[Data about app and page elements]
+ + + +

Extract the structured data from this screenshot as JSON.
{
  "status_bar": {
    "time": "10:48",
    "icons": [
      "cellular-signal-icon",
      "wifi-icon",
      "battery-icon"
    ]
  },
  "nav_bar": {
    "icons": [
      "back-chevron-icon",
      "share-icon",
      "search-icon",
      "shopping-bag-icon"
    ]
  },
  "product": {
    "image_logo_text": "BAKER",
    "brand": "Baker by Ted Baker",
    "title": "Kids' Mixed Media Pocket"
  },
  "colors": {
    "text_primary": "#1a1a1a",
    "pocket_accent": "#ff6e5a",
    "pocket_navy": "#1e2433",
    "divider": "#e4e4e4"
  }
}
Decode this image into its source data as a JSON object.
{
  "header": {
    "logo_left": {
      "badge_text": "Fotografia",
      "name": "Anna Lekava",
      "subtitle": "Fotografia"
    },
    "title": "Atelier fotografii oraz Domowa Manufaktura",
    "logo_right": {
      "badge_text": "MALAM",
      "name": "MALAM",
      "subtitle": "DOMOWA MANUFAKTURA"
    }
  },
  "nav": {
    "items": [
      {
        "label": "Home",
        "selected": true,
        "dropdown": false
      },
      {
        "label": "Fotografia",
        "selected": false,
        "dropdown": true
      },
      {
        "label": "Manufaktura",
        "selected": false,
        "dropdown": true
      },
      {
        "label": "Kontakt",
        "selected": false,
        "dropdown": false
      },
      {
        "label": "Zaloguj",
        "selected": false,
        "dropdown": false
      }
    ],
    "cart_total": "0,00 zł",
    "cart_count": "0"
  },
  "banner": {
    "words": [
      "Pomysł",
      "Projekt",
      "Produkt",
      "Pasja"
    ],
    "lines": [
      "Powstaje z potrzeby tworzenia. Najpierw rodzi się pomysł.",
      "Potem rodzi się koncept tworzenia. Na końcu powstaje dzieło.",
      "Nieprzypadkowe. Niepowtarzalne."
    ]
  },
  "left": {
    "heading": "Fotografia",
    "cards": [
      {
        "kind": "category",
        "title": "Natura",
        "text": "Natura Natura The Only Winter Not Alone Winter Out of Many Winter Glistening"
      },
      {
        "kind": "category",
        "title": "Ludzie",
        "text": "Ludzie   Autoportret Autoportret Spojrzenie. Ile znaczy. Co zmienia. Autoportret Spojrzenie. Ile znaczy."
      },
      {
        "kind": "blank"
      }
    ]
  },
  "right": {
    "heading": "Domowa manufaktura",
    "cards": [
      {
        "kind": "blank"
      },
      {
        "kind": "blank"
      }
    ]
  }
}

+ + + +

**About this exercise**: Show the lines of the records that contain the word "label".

**Answer**:
        "label": "Home",
        "label": "Fotografia",
        "label": "Manufaktura",
        "label": "Kontakt",
        "label": "Zaloguj",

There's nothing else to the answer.